Workers Struggles: The Americas
8 January 2013
Argentine maritime workers strike for changes in contract
Maritime workers in the Argentine city of Mar Del Plata struck January 2 to demand the updating of their collective work agreement with ship owners. They work on fishing boats that do not process the catch on board, but keep it in boxes of ice or in refrigerated containers, since fishing trips can last up to 96 hours.
The workers are members of the United Maritime Workers Syndicate (SOMU). A SOMU communiqué stated that several meetings with the ship owners at the labor ministry had not yielded results and accused the ship owners of “absence and lack of interest in resolving the conflict.”
The SOMU is calling for the end of a 19 percent deduction taken from each worker’s pay as part of general expenses. In addition, the union wants a fixed price for so-called “varied” fish—i.e., species other than the more popular ones. The owners claim that there is no market for varied fish and that it is impossible to fix a number.
By noon of January 3, under pressure from the Minister of Agriculture, Livestock and Fisheries, the SOMU lifted the strike and agreed to “a series of guidelines,” according to a Terra report. The parties will meet again in 60 days.
Argentine long-distance bus drivers strike
Argentina’s city of Mar Del Plata witnessed another strike on the evening of Friday, January 4. At 6:00 p.m., long-distance bus drivers, members of the UTA transportation workers’ union, paralyzed Mar Del Plata’s bus terminals by walking off the job. The strike, which the UTA called “a suspension of service,” was precipitated by violations of work modalities that the union agreed to with the National Transport Regulation Commission, or CNRT, and the Labor Ministry.
The UTA’s main demand is that long-distance drivers be given a full 12 hours to rest between trips, since any fewer risks the security of passengers and drivers. In addition, a UTA spokesperson denounced “the business decision that, in a despotic form, imposed monoconducción [single driver in place of two] in the units, something we totally reject.”
The CNRT declared its “absolute repudiation” of the strike and claimed that it had applied administrative sanctions and fines against violating businesses.
Mexican educators’ unions may call for strikes in coming months
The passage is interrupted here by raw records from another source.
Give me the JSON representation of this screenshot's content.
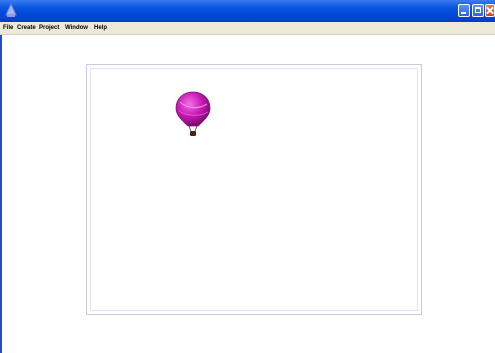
{
  "window": {
    "title": "",
    "controls": {
      "minimize": "minimize-icon",
      "maximize": "maximize-icon",
      "close": "close-icon"
    },
    "colors": {
      "titlebar": "#0a55e0",
      "menubar": "#ece9d8",
      "close": "#c9411e"
    }
  },
  "menu": {
    "items": [
      {
        "label": "File"
      },
      {
        "label": "Create"
      },
      {
        "label": "Project"
      },
      {
        "label": "Window"
      },
      {
        "label": "Help"
      }
    ]
  },
  "canvas": {
    "sprites": [
      {
        "name": "hot-air-balloon",
        "icon": "balloon-icon",
        "color": "#c81ab4"
      }
    ]
  }
}
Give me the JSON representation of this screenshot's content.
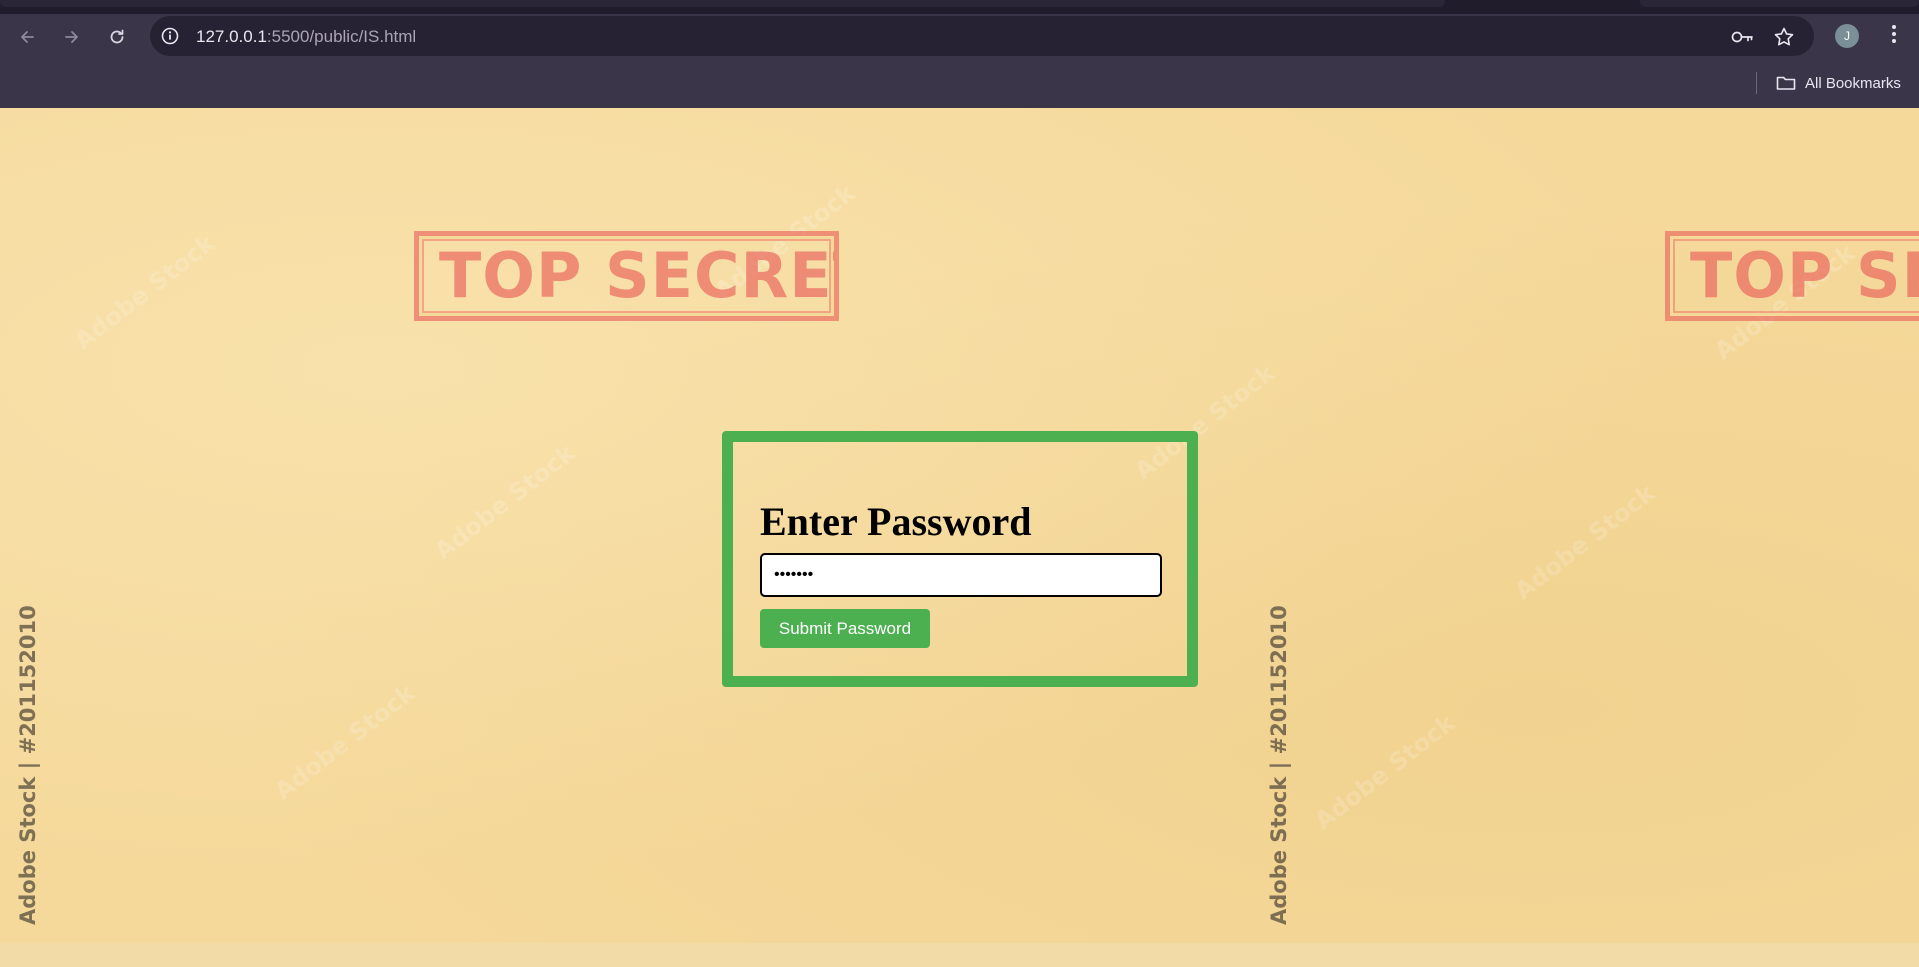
{
  "browser": {
    "url_host": "127.0.0.1",
    "url_rest": ":5500/public/IS.html",
    "profile_initial": "J",
    "bookmarks_label": "All Bookmarks"
  },
  "page": {
    "stamp_text": "TOP SECRET",
    "stamp_text_partial": "TOP SEC",
    "watermark_text": "Adobe Stock | #201152010",
    "faint_watermark": "Adobe Stock",
    "heading": "Enter Password",
    "password_value": "•••••••",
    "submit_label": "Submit Password"
  },
  "colors": {
    "accent_green": "#4caf50",
    "stamp_red": "#e85855",
    "paper": "#f5d99b",
    "chrome": "#3b354a"
  }
}
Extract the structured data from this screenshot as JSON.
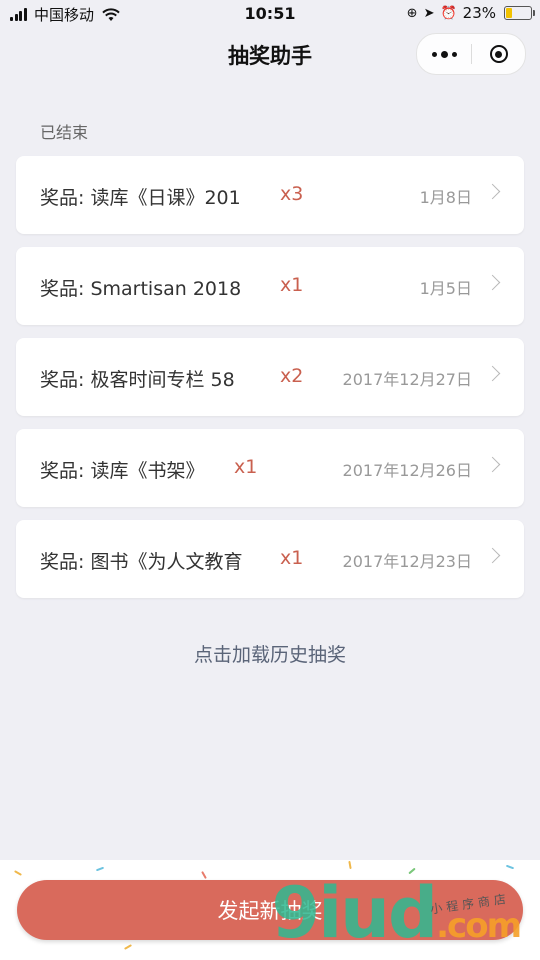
{
  "status_bar": {
    "carrier": "中国移动",
    "time": "10:51",
    "battery_percent": "23%",
    "battery_level": 0.23,
    "icons": [
      "lock-rotation-icon",
      "location-arrow-icon",
      "alarm-icon"
    ]
  },
  "nav": {
    "title": "抽奖助手"
  },
  "section": {
    "title": "已结束"
  },
  "lotteries": [
    {
      "prize": "奖品: 读库《日课》201",
      "qty": "x3",
      "date": "1月8日"
    },
    {
      "prize": "奖品: Smartisan 2018",
      "qty": "x1",
      "date": "1月5日"
    },
    {
      "prize": "奖品: 极客时间专栏 58",
      "qty": "x2",
      "date": "2017年12月27日"
    },
    {
      "prize": "奖品: 读库《书架》",
      "qty": "x1",
      "date": "2017年12月26日"
    },
    {
      "prize": "奖品: 图书《为人文教育",
      "qty": "x1",
      "date": "2017年12月23日"
    }
  ],
  "load_history_label": "点击加载历史抽奖",
  "launch_button_label": "发起新抽奖",
  "watermark": {
    "main": "9iud",
    "suffix": ".com",
    "sub": "小程序商店"
  },
  "colors": {
    "accent": "#d96a5c",
    "qty": "#c9604f",
    "link": "#5a6478",
    "background": "#efeff4"
  }
}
At least five strike actions are being considered by education workers’ unions in the Mexican state of Michoacan. The primary issues in the contemplated actions are salary adjustments, benefit increases and changes to their Collective Work Contract (CCT).
At the University of San Nicolas de Hidalgo in Michoacan, the University of Michoacan Employees Syndicate (SUEUM) has given authorities a January 15 deadline to respond to their demands for a 20 percent pay raise, a 3 percent increase in benefits and modifications to 21 clauses in the CCT.
Workers at the Michoacan National College of Professional Technical Education demand a salary revision and an augmentation of 50 percent to their benefits. February 13 is their deadline.
The Sitcobaem state college workers union is demanding a salary increase of 15 percent and from 40 to 65 percent in their benefits. The strike, barring an agreement, is set for February 14.
The University of Michoacan Professors Syndicate (SPUM) demands a 15 percent salary raise, a 5 percent hike in benefits and the revision of 200 violations of the CCT, “particularly concerning the delay of pay and irregular contracting of professors,” as reported by Proceso. SPUM’s deadline is February 20.
The Sutcecytem scientific and technical studies workers’ union is calling for a strike March 19 if its demand for a 15 percent salary increase is not met.
California Teamsters strike on behalf of Florida workers
A strike by Teamsters in Miami, Florida, was expanded to Northern California last week. About 15 truck drivers at BlueLinx Trucking’s terminal in Miami began an unfair labor practice strike back on December 17 over what has been called a denial of access.
Details are limited, but apparently a dispute erupted between company officials and workers. According to the Teamsters, when one of their representatives came on company property, BlueLinx management not only limited the “union rep’s access, they actually removed him from the property.” Neither the union nor the company has revealed the nature of the conflict that triggered the event.
BlueLinx is the US’s largest building products wholesaler and operates in 48 states. The strike in Northern California was carried out by members of Teamsters Local 853, based in San Leandro.